→ **ACTIVITY**
Gather all lines in the data that hold the string "this".

Data excerpts:
---*---

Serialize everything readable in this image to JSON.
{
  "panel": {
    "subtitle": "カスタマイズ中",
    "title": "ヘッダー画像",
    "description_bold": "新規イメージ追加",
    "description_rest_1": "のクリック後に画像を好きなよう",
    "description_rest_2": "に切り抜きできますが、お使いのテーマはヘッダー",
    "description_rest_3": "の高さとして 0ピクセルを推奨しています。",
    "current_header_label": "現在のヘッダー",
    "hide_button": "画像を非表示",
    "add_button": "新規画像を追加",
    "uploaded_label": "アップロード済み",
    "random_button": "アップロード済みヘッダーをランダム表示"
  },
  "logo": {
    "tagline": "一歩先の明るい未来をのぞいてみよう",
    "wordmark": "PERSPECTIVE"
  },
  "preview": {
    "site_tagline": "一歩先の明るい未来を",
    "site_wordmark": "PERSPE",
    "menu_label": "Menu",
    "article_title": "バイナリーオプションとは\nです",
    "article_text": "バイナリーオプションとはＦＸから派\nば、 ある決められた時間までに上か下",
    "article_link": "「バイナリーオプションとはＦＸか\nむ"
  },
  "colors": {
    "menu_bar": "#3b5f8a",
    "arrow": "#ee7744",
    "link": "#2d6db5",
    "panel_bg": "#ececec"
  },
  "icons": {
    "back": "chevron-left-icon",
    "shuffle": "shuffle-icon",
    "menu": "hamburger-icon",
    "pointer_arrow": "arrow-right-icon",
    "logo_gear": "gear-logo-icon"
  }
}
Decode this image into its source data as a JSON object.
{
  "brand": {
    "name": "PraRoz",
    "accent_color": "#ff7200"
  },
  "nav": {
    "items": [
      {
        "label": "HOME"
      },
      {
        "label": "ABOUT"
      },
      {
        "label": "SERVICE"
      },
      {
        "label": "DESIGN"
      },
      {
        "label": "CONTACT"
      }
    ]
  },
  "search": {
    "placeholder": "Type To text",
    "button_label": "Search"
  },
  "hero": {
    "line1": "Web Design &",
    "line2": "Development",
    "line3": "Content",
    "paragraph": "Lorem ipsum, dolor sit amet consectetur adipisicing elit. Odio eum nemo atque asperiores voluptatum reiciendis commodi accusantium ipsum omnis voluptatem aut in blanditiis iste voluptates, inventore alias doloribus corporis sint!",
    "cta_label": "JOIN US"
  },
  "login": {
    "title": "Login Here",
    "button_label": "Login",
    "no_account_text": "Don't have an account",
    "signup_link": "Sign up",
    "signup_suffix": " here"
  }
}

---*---

→ **WRITTEN SOLUTION**
Serialize everything readable in this image to JSON.
Decode this image into its source data as a JSON object.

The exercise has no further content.